• _Task brief_: Would you please give all the lines below again, exactly as they stand?

(Dataset rows describing interfaces)

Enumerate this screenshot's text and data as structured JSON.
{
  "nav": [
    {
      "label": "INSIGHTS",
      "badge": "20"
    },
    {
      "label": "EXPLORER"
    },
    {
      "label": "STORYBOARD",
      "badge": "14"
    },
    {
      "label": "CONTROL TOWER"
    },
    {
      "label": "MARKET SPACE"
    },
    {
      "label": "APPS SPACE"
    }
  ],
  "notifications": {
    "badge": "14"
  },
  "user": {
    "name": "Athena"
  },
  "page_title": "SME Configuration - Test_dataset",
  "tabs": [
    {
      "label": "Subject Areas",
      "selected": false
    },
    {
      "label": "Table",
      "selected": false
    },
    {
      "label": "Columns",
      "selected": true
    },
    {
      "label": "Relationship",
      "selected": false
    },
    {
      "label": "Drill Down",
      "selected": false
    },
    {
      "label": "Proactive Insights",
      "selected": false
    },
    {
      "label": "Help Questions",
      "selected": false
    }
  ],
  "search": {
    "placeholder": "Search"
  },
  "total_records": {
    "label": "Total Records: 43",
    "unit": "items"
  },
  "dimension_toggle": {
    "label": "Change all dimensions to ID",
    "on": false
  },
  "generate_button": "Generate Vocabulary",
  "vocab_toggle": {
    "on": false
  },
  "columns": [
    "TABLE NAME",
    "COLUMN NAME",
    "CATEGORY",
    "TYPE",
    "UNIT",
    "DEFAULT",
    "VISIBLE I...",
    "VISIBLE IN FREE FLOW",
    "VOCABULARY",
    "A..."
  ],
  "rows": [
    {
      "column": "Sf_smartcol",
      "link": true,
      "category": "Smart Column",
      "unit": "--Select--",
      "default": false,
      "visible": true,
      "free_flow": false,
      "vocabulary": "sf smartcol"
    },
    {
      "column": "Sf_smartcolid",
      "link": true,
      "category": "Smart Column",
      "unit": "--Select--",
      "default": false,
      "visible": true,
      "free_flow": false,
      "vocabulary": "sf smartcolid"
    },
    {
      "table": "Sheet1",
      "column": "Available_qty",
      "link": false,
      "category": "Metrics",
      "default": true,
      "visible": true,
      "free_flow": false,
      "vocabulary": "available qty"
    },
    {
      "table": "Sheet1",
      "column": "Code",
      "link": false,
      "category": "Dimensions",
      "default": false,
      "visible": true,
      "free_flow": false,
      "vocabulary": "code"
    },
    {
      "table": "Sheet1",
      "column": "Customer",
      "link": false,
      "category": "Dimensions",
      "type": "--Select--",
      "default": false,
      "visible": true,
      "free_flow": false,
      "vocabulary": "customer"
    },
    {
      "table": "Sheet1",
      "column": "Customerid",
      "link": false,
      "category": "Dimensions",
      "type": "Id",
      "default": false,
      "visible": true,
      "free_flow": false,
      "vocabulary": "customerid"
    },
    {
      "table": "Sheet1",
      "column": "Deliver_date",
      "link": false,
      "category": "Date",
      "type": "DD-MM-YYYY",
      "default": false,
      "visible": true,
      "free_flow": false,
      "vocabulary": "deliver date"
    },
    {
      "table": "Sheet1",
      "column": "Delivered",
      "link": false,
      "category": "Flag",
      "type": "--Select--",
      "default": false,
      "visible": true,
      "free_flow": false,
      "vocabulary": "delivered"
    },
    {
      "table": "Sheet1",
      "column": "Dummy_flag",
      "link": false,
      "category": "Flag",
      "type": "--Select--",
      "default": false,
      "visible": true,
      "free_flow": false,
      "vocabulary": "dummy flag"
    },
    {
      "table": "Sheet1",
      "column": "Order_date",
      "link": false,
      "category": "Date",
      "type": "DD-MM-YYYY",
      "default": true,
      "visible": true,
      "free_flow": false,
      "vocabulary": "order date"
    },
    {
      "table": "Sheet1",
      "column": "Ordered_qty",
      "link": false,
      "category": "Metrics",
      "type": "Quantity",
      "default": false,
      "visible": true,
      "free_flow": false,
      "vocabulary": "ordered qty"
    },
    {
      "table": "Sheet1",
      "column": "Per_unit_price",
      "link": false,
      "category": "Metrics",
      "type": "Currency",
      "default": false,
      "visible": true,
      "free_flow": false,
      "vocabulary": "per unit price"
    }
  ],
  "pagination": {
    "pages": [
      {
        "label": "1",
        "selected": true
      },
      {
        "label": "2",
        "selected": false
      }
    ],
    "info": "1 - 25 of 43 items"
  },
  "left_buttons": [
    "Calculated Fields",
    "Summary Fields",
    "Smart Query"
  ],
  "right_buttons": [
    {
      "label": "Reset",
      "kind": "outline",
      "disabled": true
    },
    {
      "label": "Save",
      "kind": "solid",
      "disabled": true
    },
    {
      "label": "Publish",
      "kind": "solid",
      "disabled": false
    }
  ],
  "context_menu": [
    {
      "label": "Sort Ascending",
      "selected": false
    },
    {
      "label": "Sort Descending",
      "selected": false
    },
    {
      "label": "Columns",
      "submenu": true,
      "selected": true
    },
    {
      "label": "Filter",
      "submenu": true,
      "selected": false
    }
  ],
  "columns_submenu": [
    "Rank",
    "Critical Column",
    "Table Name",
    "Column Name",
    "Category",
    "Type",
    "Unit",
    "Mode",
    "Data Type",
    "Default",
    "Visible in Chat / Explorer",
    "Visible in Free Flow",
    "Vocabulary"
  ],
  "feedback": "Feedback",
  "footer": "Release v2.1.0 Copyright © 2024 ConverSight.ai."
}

• _Answer for the task_:
Enumerate this screenshot's text and data as structured JSON.
{
  "nav": [
    {
      "label": "INSIGHTS",
      "badge": "20"
    },
    {
      "label": "EXPLORER"
    },
    {
      "label": "STORYBOARD",
      "badge": "14"
    },
    {
      "label": "CONTROL TOWER"
    },
    {
      "label": "MARKET SPACE"
    },
    {
      "label": "APPS SPACE"
    }
  ],
  "notifications": {
    "badge": "14"
  },
  "user": {
    "name": "Athena"
  },
  "page_title": "SME Configuration - Test_dataset",
  "tabs": [
    {
      "label": "Subject Areas",
      "selected": false
    },
    {
      "label": "Table",
      "selected": false
    },
    {
      "label": "Columns",
      "selected": true
    },
    {
      "label": "Relationship",
      "selected": false
    },
    {
      "label": "Drill Down",
      "selected": false
    },
    {
      "label": "Proactive Insights",
      "selected": false
    },
    {
      "label": "Help Questions",
      "selected": false
    }
  ],
  "search": {
    "placeholder": "Search"
  },
  "total_records": {
    "label": "Total Records: 43",
    "unit": "items"
  },
  "dimension_toggle": {
    "label": "Change all dimensions to ID",
    "on": false
  },
  "generate_button": "Generate Vocabulary",
  "vocab_toggle": {
    "on": false
  },
  "columns": [
    "TABLE NAME",
    "COLUMN NAME",
    "CATEGORY",
    "TYPE",
    "UNIT",
    "DEFAULT",
    "VISIBLE I...",
    "VISIBLE IN FREE FLOW",
    "VOCABULARY",
    "A..."
  ],
  "rows": [
    {
      "column": "Sf_smartcol",
      "link": true,
      "category": "Smart Column",
      "unit": "--Select--",
      "default": false,
      "visible": true,
      "free_flow": false,
      "vocabulary": "sf smartcol"
    },
    {
      "column": "Sf_smartcolid",
      "link": true,
      "category": "Smart Column",
      "unit": "--Select--",
      "default": false,
      "visible": true,
      "free_flow": false,
      "vocabulary": "sf smartcolid"
    },
    {
      "table": "Sheet1",
      "column": "Available_qty",
      "link": false,
      "category": "Metrics",
      "default": true,
      "visible": true,
      "free_flow": false,
      "vocabulary": "available qty"
    },
    {
      "table": "Sheet1",
      "column": "Code",
      "link": false,
      "category": "Dimensions",
      "default": false,
      "visible": true,
      "free_flow": false,
      "vocabulary": "code"
    },
    {
      "table": "Sheet1",
      "column": "Customer",
      "link": false,
      "category": "Dimensions",
      "type": "--Select--",
      "default": false,
      "visible": true,
      "free_flow": false,
      "vocabulary": "customer"
    },
    {
      "table": "Sheet1",
      "column": "Customerid",
      "link": false,
      "category": "Dimensions",
      "type": "Id",
      "default": false,
      "visible": true,
      "free_flow": false,
      "vocabulary": "customerid"
    },
    {
      "table": "Sheet1",
      "column": "Deliver_date",
      "link": false,
      "category": "Date",
      "type": "DD-MM-YYYY",
      "default": false,
      "visible": true,
      "free_flow": false,
      "vocabulary": "deliver date"
    },
    {
      "table": "Sheet1",
      "column": "Delivered",
      "link": false,
      "category": "Flag",
      "type": "--Select--",
      "default": false,
      "visible": true,
      "free_flow": false,
      "vocabulary": "delivered"
    },
    {
      "table": "Sheet1",
      "column": "Dummy_flag",
      "link": false,
      "category": "Flag",
      "type": "--Select--",
      "default": false,
      "visible": true,
      "free_flow": false,
      "vocabulary": "dummy flag"
    },
    {
      "table": "Sheet1",
      "column": "Order_date",
      "link": false,
      "category": "Date",
      "type": "DD-MM-YYYY",
      "default": true,
      "visible": true,
      "free_flow": false,
      "vocabulary": "order date"
    },
    {
      "table": "Sheet1",
      "column": "Ordered_qty",
      "link": false,
      "category": "Metrics",
      "type": "Quantity",
      "default": false,
      "visible": true,
      "free_flow": false,
      "vocabulary": "ordered qty"
    },
    {
      "table": "Sheet1",
      "column": "Per_unit_price",
      "link": false,
      "category": "Metrics",
      "type": "Currency",
      "default": false,
      "visible": true,
      "free_flow": false,
      "vocabulary": "per unit price"
    }
  ],
  "pagination": {
    "pages": [
      {
        "label": "1",
        "selected": true
      },
      {
        "label": "2",
        "selected": false
      }
    ],
    "info": "1 - 25 of 43 items"
  },
  "left_buttons": [
    "Calculated Fields",
    "Summary Fields",
    "Smart Query"
  ],
  "right_buttons": [
    {
      "label": "Reset",
      "kind": "outline",
      "disabled": true
    },
    {
      "label": "Save",
      "kind": "solid",
      "disabled": true
    },
    {
      "label": "Publish",
      "kind": "solid",
      "disabled": false
    }
  ],
  "context_menu": [
    {
      "label": "Sort Ascending",
      "selected": false
    },
    {
      "label": "Sort Descending",
      "selected": false
    },
    {
      "label": "Columns",
      "submenu": true,
      "selected": true
    },
    {
      "label": "Filter",
      "submenu": true,
      "selected": false
    }
  ],
  "columns_submenu": [
    "Rank",
    "Critical Column",
    "Table Name",
    "Column Name",
    "Category",
    "Type",
    "Unit",
    "Mode",
    "Data Type",
    "Default",
    "Visible in Chat / Explorer",
    "Visible in Free Flow",
    "Vocabulary"
  ],
  "feedback": "Feedback",
  "footer": "Release v2.1.0 Copyright © 2024 ConverSight.ai."
}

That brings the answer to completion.